Slovak cybersecurity firm ESET has recently discovered a new threat actor known as Blackwood [1] [2] [3] [4] [5] [6] [7] [8], believed to have connections to China. This threat actor has been utilizing a previously unknown APT group called NSPX30 to carry out sophisticated cyber-espionage activities since at least 2018.


Blackwood, through the use of NSPX30, has been employing adversary-in-the-middle (AitM) attacks to deliver a multistage implant known as NSPX30. This implant consists of various components [1] [7], including a dropper [2] [4], installer [2] [4], loaders [2] [4] [7], orchestrator [2] [4] [7], and backdoor [1] [2] [4] [6] [7]. It takes advantage of update requests from legitimate software such as Tencent QQ and WPS Office [8]. NSPX30 has the capability to intercept packets and whitelist itself in Chinese anti-malware solutions. It also has the ability to spy on applications like Skype, Telegram [4], Tencent QQ [2] [4] [7] [8], and WeChat [4]. The command-and-control (C2) servers of this implant are concealed using AitM techniques, and the attackers anonymize their infrastructure by utilizing legitimate networks owned by Baidu [4].

The NSPX30 implant can be traced back to an earlier backdoor called Project Wood, which was initially compiled in 2005 [3]. The researchers believe that the developers behind Project Wood possess expertise in malware development [3], given the techniques employed [3]. ESET telemetry data indicates that NSPX30 conceals the location of its C2 infrastructure through packet interception [1]. This implant has been detected on systems belonging to various targets, including individuals and companies in China [3] [4], Japan [1] [2] [3] [4] [6] [7] [8], and the UK [1] [2] [4] [6] [8]. Blackwood [1] [2] [3] [4] [5] [6] [7] [8], the APT group responsible for NSPX30, also attempts to re-compromise systems if access is lost [6]. ESET Research has observed attempts by attackers to use malware toolkits associated with multiple APT groups [5], suggesting that the targeted machines have become attractive targets [5]. The compromise occurs when legitimate software attempts to download updates from legitimate servers using the HTTP protocol [5]. The exact method used by the attackers to deliver NSPX30 as malicious updates is still unknown [5]. ESET researcher Facundo Muñoz [5], who discovered NSPX30 and Blackwood [5], states that the initial tool enabling the compromise has yet to be discovered [5].
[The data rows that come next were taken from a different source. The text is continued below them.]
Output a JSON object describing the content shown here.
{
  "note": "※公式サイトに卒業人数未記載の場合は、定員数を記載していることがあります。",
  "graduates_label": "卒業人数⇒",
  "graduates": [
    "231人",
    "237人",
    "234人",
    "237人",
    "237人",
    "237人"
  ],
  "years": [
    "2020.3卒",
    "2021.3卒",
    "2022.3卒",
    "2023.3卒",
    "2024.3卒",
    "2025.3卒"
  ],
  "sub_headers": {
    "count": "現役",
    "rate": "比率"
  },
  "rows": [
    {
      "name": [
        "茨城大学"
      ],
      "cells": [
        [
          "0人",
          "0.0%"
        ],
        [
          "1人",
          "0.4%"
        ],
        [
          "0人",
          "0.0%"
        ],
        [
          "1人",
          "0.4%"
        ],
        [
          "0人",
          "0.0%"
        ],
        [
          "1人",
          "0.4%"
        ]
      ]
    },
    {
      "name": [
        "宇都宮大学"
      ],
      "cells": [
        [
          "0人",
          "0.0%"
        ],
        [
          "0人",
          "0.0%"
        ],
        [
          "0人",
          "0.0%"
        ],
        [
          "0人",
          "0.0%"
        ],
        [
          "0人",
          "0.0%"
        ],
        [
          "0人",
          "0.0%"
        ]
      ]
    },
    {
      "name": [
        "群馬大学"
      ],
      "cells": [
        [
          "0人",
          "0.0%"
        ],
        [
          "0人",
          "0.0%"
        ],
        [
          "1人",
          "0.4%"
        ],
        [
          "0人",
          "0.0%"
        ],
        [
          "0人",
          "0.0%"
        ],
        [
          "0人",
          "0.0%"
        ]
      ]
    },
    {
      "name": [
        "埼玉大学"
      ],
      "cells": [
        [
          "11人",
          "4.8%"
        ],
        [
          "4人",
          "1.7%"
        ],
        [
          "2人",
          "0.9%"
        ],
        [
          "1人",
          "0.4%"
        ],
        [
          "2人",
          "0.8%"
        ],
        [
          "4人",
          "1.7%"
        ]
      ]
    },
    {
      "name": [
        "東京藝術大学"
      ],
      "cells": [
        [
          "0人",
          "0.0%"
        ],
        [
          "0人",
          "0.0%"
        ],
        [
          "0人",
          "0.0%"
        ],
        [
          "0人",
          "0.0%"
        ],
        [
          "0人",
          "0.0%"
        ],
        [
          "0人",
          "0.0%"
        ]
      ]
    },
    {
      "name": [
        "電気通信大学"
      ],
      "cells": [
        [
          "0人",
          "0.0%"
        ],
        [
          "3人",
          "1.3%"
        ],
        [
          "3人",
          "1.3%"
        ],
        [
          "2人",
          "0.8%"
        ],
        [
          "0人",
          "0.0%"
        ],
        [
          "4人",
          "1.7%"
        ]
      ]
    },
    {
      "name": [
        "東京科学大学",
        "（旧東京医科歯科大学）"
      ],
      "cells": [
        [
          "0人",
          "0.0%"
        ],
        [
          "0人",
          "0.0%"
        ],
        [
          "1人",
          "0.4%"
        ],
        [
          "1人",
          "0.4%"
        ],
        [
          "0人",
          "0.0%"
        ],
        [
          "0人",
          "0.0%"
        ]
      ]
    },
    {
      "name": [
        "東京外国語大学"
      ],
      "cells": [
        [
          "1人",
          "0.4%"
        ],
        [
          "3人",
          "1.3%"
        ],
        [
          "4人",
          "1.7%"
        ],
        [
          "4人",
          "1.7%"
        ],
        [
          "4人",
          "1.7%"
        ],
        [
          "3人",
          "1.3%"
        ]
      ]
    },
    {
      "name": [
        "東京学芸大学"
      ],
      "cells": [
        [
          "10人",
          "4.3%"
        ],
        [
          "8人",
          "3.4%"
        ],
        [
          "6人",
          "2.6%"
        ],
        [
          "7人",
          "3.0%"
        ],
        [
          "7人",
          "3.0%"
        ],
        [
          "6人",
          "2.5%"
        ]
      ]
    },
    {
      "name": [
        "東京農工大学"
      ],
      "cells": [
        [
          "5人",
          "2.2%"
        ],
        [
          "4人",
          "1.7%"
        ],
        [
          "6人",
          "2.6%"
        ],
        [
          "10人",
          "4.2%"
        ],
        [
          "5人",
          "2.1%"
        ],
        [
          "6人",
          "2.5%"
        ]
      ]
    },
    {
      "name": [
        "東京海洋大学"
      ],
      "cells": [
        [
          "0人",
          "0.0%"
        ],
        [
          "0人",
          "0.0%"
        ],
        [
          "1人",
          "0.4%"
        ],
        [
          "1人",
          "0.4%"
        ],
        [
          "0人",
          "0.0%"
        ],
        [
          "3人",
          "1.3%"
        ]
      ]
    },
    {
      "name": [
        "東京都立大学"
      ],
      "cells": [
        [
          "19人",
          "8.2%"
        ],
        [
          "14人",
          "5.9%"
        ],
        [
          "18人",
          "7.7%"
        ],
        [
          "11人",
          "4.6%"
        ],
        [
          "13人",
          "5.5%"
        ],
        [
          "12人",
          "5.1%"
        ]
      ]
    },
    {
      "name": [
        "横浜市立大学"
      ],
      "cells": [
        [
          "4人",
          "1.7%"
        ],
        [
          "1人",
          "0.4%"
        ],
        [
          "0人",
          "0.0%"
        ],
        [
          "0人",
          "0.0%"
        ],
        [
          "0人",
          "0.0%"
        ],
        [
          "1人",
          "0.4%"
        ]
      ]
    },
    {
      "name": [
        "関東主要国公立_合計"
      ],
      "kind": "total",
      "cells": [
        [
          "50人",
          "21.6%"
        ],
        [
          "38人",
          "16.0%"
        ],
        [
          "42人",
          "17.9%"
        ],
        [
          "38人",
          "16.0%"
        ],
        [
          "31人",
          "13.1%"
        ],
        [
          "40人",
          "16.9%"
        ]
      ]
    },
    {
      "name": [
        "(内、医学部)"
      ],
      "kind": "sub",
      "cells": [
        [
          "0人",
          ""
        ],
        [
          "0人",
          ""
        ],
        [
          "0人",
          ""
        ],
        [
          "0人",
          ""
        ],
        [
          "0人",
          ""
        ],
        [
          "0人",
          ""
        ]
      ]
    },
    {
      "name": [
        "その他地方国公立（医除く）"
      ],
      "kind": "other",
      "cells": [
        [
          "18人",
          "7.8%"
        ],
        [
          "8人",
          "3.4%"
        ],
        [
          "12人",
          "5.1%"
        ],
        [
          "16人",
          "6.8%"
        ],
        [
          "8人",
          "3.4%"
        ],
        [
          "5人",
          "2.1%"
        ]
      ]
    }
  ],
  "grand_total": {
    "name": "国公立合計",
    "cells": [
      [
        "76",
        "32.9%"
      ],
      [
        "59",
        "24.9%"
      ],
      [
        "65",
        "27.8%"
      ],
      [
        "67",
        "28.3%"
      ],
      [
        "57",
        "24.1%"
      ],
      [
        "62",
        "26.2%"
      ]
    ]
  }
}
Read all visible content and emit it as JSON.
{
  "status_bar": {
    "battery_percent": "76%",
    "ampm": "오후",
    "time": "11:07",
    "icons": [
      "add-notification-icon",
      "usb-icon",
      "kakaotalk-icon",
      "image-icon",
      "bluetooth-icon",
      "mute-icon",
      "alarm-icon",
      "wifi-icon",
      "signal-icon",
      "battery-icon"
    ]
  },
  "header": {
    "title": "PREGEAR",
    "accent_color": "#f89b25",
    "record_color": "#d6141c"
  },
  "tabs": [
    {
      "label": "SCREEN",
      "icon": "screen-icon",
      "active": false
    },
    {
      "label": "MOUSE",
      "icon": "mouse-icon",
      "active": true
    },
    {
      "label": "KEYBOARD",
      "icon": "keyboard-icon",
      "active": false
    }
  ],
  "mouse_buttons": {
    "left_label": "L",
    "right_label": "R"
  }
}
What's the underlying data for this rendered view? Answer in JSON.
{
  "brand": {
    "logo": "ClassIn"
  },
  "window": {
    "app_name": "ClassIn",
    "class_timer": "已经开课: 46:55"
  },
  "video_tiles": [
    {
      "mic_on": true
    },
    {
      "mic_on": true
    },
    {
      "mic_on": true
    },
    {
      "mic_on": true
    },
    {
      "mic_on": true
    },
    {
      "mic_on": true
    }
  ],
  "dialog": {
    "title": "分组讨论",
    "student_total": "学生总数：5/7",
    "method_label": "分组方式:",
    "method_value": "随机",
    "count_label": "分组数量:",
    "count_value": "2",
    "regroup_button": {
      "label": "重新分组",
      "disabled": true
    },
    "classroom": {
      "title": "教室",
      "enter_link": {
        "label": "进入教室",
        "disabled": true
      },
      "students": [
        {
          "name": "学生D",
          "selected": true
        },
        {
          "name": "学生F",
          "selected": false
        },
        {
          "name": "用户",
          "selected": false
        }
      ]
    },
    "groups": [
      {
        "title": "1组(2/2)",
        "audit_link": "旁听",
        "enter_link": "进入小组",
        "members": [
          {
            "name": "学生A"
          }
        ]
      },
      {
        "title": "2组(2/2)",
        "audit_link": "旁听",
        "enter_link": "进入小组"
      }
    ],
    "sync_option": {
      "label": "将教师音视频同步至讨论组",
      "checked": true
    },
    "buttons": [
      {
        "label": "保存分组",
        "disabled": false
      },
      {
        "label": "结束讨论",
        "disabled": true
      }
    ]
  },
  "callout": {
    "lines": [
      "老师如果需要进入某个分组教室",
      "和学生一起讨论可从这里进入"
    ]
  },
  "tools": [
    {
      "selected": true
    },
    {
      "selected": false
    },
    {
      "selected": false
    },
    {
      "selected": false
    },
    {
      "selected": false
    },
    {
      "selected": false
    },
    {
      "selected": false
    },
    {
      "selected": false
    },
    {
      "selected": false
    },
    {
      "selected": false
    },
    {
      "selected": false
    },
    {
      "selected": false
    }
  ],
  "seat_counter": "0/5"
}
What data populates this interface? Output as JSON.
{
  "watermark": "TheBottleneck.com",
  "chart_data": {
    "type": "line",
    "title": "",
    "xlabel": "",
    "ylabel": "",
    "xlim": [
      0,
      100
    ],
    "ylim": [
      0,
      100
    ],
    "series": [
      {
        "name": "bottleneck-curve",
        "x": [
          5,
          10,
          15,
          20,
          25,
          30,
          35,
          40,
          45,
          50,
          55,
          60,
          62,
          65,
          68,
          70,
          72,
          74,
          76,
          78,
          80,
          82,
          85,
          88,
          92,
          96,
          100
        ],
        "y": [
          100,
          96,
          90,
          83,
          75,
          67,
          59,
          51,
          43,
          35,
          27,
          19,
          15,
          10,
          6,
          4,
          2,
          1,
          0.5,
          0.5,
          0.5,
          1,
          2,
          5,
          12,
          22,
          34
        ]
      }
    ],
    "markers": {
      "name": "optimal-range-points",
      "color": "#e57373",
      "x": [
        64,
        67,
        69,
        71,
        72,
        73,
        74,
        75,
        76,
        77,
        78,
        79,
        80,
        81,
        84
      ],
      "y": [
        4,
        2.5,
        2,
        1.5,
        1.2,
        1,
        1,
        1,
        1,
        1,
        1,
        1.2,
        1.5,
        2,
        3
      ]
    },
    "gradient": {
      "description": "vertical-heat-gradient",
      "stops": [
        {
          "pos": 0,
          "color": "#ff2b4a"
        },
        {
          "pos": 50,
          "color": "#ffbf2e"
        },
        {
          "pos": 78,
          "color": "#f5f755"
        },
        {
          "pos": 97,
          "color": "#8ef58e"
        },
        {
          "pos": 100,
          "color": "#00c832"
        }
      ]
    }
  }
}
The discovery of Blackwood and its utilization of the NSPX30 implant highlights the ongoing threat of cyber-espionage activities. The sophisticated techniques employed by this threat actor, including AitM attacks and the ability to conceal C2 infrastructure, pose significant challenges for detection and mitigation. It is crucial for organizations and individuals to remain vigilant and implement robust cybersecurity measures to protect against such threats. Additionally, further research and investigation are needed to uncover the initial tool enabling the compromise and to develop effective countermeasures against Blackwood and similar threat actors.